Sunday, March 13, 2011

St. Patrick's Day 5K

Woke up feeling pretty well rested and ready to race. I had about 4 days of recovery since my big training camp in Delray, Florida (460km of cycling, 80km of running and over 15km of swimming in 7 days). Unfortunately we lost an hour of sleep last night AND I forgot to pick up my race kit on Saturday so that meant getting to the race site about 1 1/2 hours before race start. However, we stayed warm inside the Steam Whistle brewery on this frigid March morning. About 45 minutes before my race I went and did an easy run of the race course (only 5km so perfect for warm-up), followed by 4 x 20 second sprints and then 2 x 1 minute sprints to get my heart rate going and the blood flowing. I felt pretty light on my feet so I knew that I was going to have an OK race.
I lined up at the start line as close to the front as possible, I easily picked out some of girls who looked liked they would be the fastest runners. I decided I should get behind them since the first 800m would be into the wind and I could use someone fast blocking it for me.

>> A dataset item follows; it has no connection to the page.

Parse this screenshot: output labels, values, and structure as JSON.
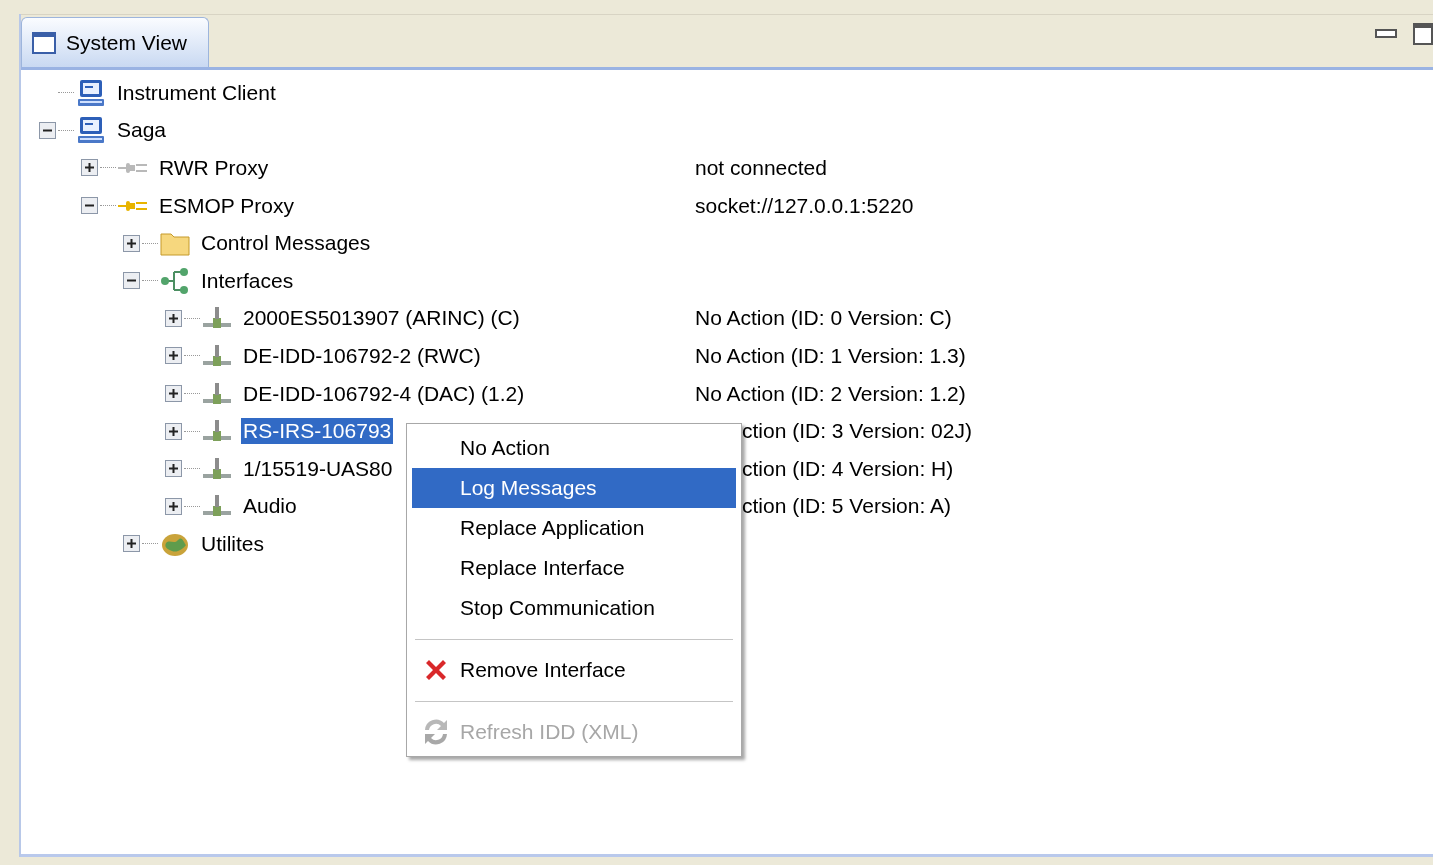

The horn blew and 3 seconds later I crossed the start line. We were off. Ah-and there was Papa cheering me on! At first I was stuck behind some slower runners as I watched several of the faster girls take off. No worries, I knew I would not slow down, so I could still catch them. At the end of 1K I was running with about 5 other girls and still feeling good. I started to push the pace and by 2km the other girls had fallen back. At 2.5km I ran past the second place female. The rest of the run my confidence was high as I had people shouting out “first place woman! go go!” ...apparently they either missed the actual first place Kenyan female because she was running too fast...or....well....not sure ;)
500m away from the finish line I could tell that the third place woman was close behind me. I was feeling quite hungry at this point and the emptiness of my stomach was actually causing me to cramp a bit. I though to myself “mind over matter” - a phrase my swim coach would say constantly during hard sets in the pool - and pushed myself to the finish line only 3 seconds in front of the third place girl. Ran right into the arms of my biggest fans, my parents, and waited for my husband to cross the finish line.

My first race of 2011 was a success - my first race as a Bharadwaj, my best 5K time ever of 19:24 and the best part, I got to do it with Rikki :)

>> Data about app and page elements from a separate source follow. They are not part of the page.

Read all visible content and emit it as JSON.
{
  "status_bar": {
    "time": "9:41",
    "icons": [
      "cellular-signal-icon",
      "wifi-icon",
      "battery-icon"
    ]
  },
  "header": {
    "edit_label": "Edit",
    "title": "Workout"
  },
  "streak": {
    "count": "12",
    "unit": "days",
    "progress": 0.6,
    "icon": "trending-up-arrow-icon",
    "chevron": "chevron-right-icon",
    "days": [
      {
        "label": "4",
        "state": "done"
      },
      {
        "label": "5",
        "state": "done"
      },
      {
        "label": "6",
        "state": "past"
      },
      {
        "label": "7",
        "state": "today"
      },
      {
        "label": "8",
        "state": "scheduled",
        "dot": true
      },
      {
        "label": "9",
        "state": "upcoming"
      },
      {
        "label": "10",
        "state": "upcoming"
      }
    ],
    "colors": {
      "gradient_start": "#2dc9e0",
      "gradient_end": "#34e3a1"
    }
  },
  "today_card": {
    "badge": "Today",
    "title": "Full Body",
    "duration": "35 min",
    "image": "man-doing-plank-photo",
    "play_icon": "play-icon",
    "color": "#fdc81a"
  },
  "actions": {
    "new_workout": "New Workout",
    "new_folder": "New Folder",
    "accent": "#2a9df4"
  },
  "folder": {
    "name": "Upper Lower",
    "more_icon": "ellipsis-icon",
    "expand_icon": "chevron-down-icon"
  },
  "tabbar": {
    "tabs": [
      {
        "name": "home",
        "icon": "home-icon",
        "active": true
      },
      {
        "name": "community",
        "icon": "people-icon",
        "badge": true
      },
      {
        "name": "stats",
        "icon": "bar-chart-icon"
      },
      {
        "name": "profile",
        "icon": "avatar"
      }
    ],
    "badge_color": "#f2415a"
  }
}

Sunday, February 20, 2011

Winter Training

Today ended my first week training full-time! Yes, I have started working only part-time at Sick Kids so that I can focus more on training for this summer and getting ready to go back to school in the fall. It has been an exhausting week, but totally worth it. I spent almost every day on the computrainer and already I feel stronger on the bike! 250 Watts wasn’t as bad as it was last week! I also hit a new MAX power of 525 Watts.

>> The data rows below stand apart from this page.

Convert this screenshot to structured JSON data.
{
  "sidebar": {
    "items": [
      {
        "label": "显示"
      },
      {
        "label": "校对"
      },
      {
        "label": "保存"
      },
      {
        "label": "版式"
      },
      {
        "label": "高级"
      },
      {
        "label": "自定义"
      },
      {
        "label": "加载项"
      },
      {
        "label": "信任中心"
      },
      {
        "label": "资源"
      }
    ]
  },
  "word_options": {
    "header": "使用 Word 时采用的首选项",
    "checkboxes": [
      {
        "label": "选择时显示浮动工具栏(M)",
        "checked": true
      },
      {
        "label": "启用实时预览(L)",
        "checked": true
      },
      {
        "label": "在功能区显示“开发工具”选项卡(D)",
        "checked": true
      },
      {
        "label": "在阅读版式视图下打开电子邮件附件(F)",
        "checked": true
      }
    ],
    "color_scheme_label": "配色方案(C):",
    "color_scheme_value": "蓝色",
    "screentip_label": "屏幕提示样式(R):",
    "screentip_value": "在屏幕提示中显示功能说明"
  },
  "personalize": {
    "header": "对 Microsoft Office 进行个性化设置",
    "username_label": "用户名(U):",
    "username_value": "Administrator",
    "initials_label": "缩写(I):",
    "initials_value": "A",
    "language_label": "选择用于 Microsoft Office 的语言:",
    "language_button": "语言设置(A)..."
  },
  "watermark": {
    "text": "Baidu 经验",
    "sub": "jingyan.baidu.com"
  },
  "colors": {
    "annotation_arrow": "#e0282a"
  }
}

This past week I have also realized that I can spend more time recovering from workouts. This has proved to be amazingly beneficial and I cannot stress how important it is to actively recover from workouts. Just lazing on the coach isn’t the way to do it - this can actually cause the muscles to stiffen up even worse. A few things that I have done to aide my recovery are stretching, using the foam roller (which can be a supplement to massage and way cheaper!), taking baths, hot/cold therapy, All these activities help to stimulate blood flow to the areas that need it, flushing out the toxins and providing the muscles the nutrients they need to repair themselves.

Schedule for next week involves a 20km run on the coldest day of the week! A lot of cycling and packing for Florida!!! woohoo...counting down :)